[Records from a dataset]

==*==

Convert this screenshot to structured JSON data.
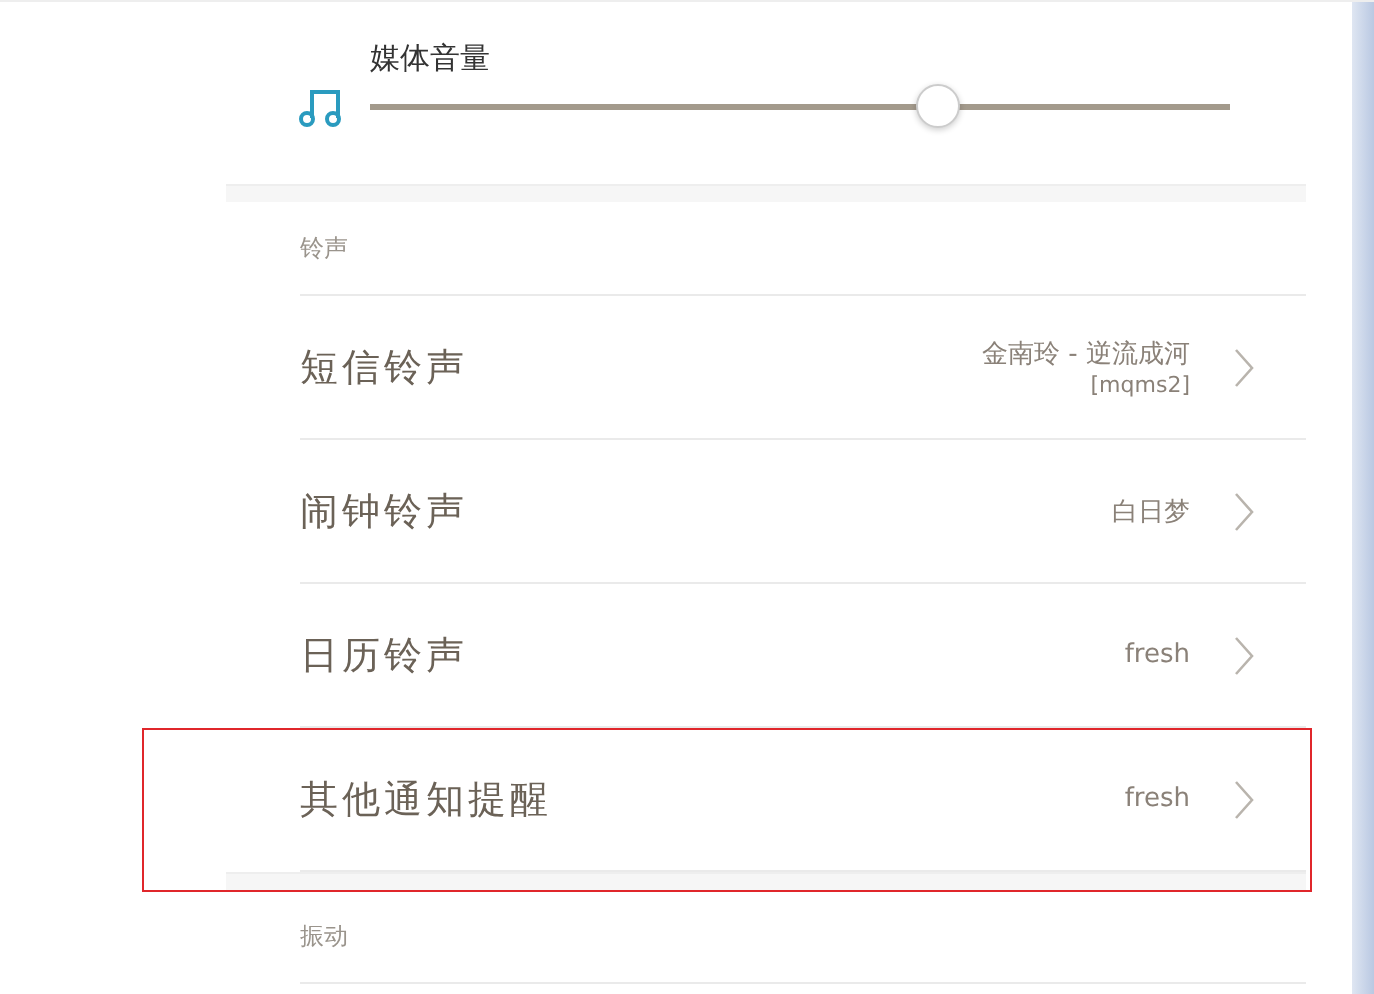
{
  "media_volume": {
    "label": "媒体音量",
    "level": 0.66
  },
  "sections": [
    {
      "header": "铃声",
      "rows": [
        {
          "label": "短信铃声",
          "value_lines": [
            "金南玲 - 逆流成河",
            "[mqms2]"
          ],
          "highlighted": false
        },
        {
          "label": "闹钟铃声",
          "value_lines": [
            "白日梦"
          ],
          "highlighted": false
        },
        {
          "label": "日历铃声",
          "value_lines": [
            "fresh"
          ],
          "highlighted": false
        },
        {
          "label": "其他通知提醒",
          "value_lines": [
            "fresh"
          ],
          "highlighted": true
        }
      ]
    },
    {
      "header": "振动"
    }
  ]
}
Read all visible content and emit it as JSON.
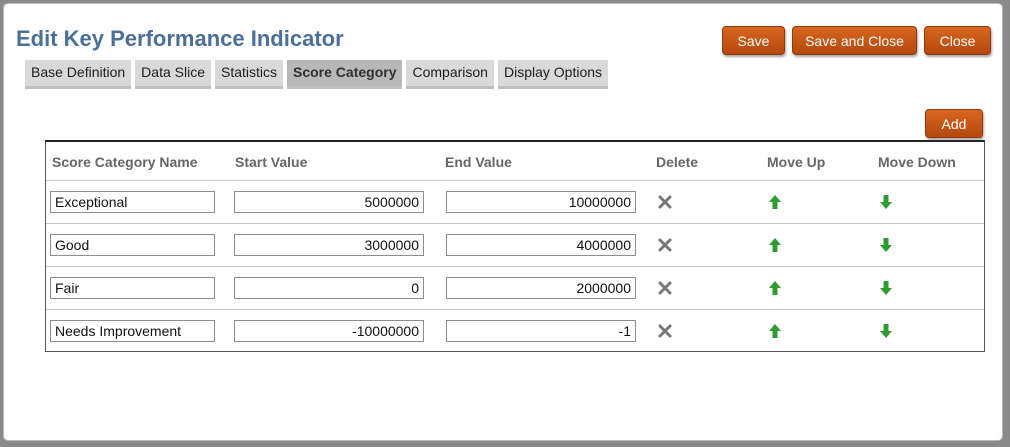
{
  "title": "Edit Key Performance Indicator",
  "buttons": {
    "save": "Save",
    "save_close": "Save and Close",
    "close": "Close",
    "add": "Add"
  },
  "tabs": [
    {
      "label": "Base Definition"
    },
    {
      "label": "Data Slice"
    },
    {
      "label": "Statistics"
    },
    {
      "label": "Score Category",
      "active": true
    },
    {
      "label": "Comparison"
    },
    {
      "label": "Display Options"
    }
  ],
  "columns": {
    "name": "Score Category Name",
    "start": "Start Value",
    "end": "End Value",
    "delete": "Delete",
    "move_up": "Move Up",
    "move_down": "Move Down"
  },
  "rows": [
    {
      "name": "Exceptional",
      "start": "5000000",
      "end": "10000000"
    },
    {
      "name": "Good",
      "start": "3000000",
      "end": "4000000"
    },
    {
      "name": "Fair",
      "start": "0",
      "end": "2000000"
    },
    {
      "name": "Needs Improvement",
      "start": "-10000000",
      "end": "-1"
    }
  ],
  "icons": {
    "delete": "close-x-icon",
    "move_up": "arrow-up-icon",
    "move_down": "arrow-down-icon"
  },
  "colors": {
    "title": "#4b6f98",
    "button": "#c85a1a",
    "arrow": "#2e9c2e",
    "delete": "#777777"
  }
}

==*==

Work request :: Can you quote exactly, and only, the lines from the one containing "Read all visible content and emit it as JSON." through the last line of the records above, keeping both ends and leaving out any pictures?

Written solution ::
Read all visible content and emit it as JSON.
{
  "title": "Edit Key Performance Indicator",
  "buttons": {
    "save": "Save",
    "save_close": "Save and Close",
    "close": "Close",
    "add": "Add"
  },
  "tabs": [
    {
      "label": "Base Definition"
    },
    {
      "label": "Data Slice"
    },
    {
      "label": "Statistics"
    },
    {
      "label": "Score Category",
      "active": true
    },
    {
      "label": "Comparison"
    },
    {
      "label": "Display Options"
    }
  ],
  "columns": {
    "name": "Score Category Name",
    "start": "Start Value",
    "end": "End Value",
    "delete": "Delete",
    "move_up": "Move Up",
    "move_down": "Move Down"
  },
  "rows": [
    {
      "name": "Exceptional",
      "start": "5000000",
      "end": "10000000"
    },
    {
      "name": "Good",
      "start": "3000000",
      "end": "4000000"
    },
    {
      "name": "Fair",
      "start": "0",
      "end": "2000000"
    },
    {
      "name": "Needs Improvement",
      "start": "-10000000",
      "end": "-1"
    }
  ],
  "icons": {
    "delete": "close-x-icon",
    "move_up": "arrow-up-icon",
    "move_down": "arrow-down-icon"
  },
  "colors": {
    "title": "#4b6f98",
    "button": "#c85a1a",
    "arrow": "#2e9c2e",
    "delete": "#777777"
  }
}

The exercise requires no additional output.